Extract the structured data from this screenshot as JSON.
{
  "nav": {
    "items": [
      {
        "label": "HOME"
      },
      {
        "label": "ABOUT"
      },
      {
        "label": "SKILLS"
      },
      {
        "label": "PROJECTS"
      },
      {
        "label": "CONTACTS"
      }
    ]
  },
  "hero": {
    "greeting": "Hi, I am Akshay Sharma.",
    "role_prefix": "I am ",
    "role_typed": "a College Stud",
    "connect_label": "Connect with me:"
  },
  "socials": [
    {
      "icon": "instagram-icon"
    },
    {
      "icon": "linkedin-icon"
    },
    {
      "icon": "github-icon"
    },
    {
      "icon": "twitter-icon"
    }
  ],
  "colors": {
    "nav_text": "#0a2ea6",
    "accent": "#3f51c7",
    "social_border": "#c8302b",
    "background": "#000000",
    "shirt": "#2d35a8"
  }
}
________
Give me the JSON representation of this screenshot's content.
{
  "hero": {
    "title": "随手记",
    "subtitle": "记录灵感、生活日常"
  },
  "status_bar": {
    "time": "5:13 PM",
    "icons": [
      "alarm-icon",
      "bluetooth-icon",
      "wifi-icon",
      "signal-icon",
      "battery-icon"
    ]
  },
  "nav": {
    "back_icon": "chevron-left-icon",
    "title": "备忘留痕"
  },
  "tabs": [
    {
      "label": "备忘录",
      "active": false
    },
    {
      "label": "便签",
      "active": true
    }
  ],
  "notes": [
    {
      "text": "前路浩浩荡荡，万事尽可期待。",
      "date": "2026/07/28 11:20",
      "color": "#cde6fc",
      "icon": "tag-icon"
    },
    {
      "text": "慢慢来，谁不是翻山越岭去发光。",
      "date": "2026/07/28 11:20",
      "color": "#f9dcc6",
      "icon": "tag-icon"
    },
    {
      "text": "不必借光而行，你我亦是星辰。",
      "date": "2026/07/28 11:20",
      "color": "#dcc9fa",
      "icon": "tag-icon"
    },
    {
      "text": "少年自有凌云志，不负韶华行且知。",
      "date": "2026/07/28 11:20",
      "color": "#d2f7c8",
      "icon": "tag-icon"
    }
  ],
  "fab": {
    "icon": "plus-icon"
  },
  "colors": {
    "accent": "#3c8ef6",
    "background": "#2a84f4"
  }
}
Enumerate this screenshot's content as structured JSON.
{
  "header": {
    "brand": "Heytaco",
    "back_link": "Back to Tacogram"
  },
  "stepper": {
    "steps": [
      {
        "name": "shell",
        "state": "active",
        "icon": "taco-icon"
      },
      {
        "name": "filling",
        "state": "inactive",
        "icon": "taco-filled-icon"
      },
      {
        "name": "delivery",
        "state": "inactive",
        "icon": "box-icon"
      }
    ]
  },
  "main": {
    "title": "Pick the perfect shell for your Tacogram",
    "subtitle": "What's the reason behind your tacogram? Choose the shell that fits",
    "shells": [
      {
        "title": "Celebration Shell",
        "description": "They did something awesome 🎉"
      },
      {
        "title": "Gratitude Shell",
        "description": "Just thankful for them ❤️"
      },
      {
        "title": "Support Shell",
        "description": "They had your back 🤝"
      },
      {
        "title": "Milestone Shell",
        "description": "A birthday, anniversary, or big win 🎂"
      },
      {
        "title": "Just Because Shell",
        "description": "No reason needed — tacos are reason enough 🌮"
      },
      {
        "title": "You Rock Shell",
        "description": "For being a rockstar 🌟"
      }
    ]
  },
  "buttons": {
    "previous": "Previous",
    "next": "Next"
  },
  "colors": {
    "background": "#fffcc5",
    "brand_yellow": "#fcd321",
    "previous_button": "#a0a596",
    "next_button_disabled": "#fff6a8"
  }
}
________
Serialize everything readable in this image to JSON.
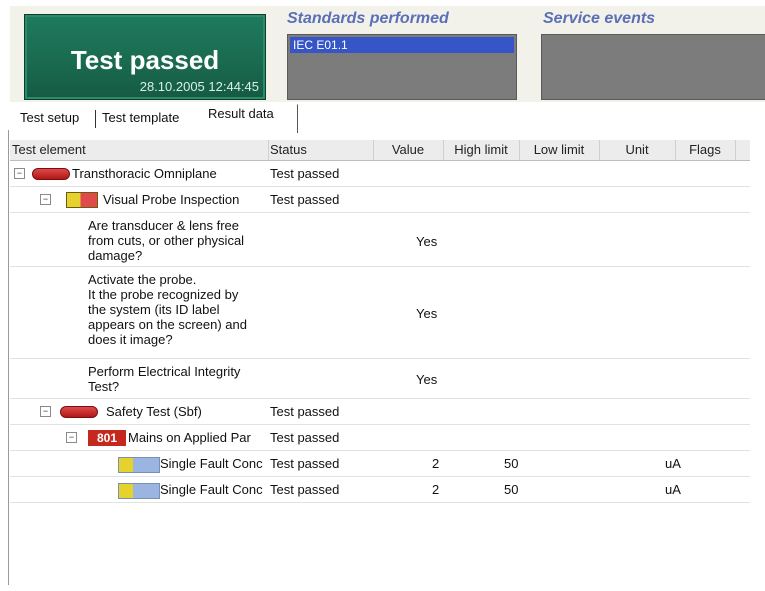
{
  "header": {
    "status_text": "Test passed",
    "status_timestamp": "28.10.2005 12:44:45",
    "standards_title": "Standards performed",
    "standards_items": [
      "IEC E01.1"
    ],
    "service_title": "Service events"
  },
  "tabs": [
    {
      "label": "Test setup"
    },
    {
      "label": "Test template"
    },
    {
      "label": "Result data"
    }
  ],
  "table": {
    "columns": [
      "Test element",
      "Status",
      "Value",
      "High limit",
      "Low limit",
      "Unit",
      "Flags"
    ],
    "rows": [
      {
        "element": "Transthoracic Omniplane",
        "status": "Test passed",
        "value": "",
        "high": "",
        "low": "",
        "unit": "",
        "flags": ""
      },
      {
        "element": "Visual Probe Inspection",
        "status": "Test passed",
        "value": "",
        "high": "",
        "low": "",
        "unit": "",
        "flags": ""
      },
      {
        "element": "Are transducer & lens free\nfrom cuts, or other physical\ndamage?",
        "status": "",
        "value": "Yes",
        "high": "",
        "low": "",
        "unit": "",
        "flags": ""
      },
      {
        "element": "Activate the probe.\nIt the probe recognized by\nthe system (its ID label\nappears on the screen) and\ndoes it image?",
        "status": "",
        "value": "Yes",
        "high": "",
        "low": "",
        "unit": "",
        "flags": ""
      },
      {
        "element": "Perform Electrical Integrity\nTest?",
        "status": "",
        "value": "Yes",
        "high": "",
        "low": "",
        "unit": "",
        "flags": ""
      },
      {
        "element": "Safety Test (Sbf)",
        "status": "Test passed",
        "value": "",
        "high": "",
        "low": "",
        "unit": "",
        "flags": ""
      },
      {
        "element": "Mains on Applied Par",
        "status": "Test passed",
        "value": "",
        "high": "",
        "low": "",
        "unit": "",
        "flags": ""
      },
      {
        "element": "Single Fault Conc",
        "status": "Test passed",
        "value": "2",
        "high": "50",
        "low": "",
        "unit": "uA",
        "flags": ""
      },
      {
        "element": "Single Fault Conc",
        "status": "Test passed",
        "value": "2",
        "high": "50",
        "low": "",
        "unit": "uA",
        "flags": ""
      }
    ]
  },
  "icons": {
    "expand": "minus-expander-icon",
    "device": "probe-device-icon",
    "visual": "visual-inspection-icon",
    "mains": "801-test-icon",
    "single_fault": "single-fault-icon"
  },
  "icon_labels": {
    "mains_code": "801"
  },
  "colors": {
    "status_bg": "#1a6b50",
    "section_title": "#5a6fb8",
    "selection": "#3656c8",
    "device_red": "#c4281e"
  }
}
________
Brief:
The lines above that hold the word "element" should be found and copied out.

Answer to this exercise:
      "Test element",
        "element": "Transthoracic Omniplane",
        "element": "Visual Probe Inspection",
        "element": "Are transducer & lens free\nfrom cuts, or other physical\ndamage?",
        "element": "Activate the probe.\nIt the probe recognized by\nthe system (its ID label\nappears on the screen) and\ndoes it image?",
        "element": "Perform Electrical Integrity\nTest?",
        "element": "Safety Test (Sbf)",
        "element": "Mains on Applied Par",
        "element": "Single Fault Conc",
        "element": "Single Fault Conc",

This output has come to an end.